▶ ABOUT THIS EXERCISE: With the string "Ctrl" as the filter, copy each matching line from the records.

----

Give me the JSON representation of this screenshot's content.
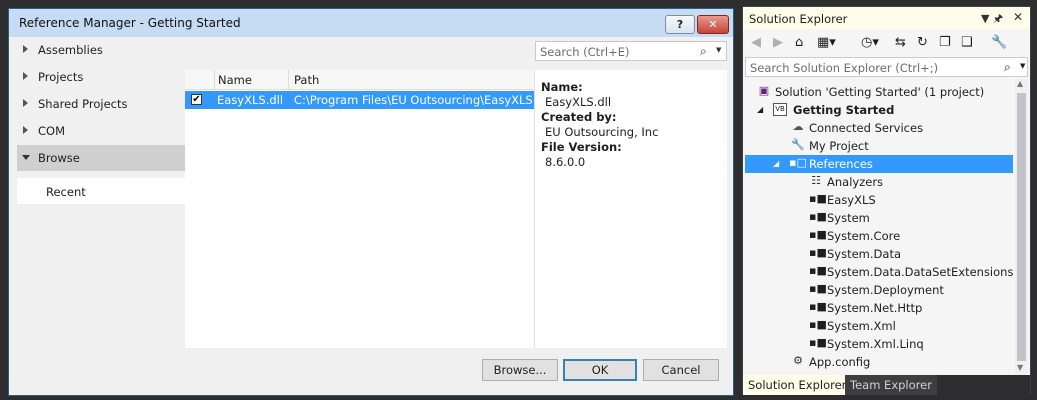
{
  "dialog": {
    "title": "Reference Manager - Getting Started",
    "help_label": "?",
    "close_label": "✕",
    "nav": [
      {
        "label": "Assemblies"
      },
      {
        "label": "Projects"
      },
      {
        "label": "Shared Projects"
      },
      {
        "label": "COM"
      },
      {
        "label": "Browse"
      }
    ],
    "nav_sub": "Recent",
    "search_placeholder": "Search (Ctrl+E)",
    "columns": {
      "name": "Name",
      "path": "Path"
    },
    "rows": [
      {
        "checked": true,
        "name": "EasyXLS.dll",
        "path": "C:\\Program Files\\EU Outsourcing\\EasyXLS..."
      }
    ],
    "info": {
      "name_label": "Name:",
      "name_value": "EasyXLS.dll",
      "created_label": "Created by:",
      "created_value": "EU Outsourcing, Inc",
      "version_label": "File Version:",
      "version_value": "8.6.0.0"
    },
    "buttons": {
      "browse": "Browse...",
      "ok": "OK",
      "cancel": "Cancel"
    }
  },
  "solution_explorer": {
    "title": "Solution Explorer",
    "pin_glyph": "▼ 📌",
    "close_glyph": "✕",
    "search_placeholder": "Search Solution Explorer (Ctrl+;)",
    "tree": {
      "solution": "Solution 'Getting Started' (1 project)",
      "project": "Getting Started",
      "connected_services": "Connected Services",
      "my_project": "My Project",
      "references": "References",
      "refs": [
        "Analyzers",
        "EasyXLS",
        "System",
        "System.Core",
        "System.Data",
        "System.Data.DataSetExtensions",
        "System.Deployment",
        "System.Net.Http",
        "System.Xml",
        "System.Xml.Linq"
      ],
      "app_config": "App.config"
    },
    "tabs": {
      "solution_explorer": "Solution Explorer",
      "team_explorer": "Team Explorer"
    }
  },
  "colors": {
    "selection": "#3399ff",
    "title_bar": "#c5dcf2",
    "dark_bg": "#2d2d30"
  }
}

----

▶ REPLY:
    "search_placeholder": "Search (Ctrl+E)",
    "search_placeholder": "Search Solution Explorer (Ctrl+;)",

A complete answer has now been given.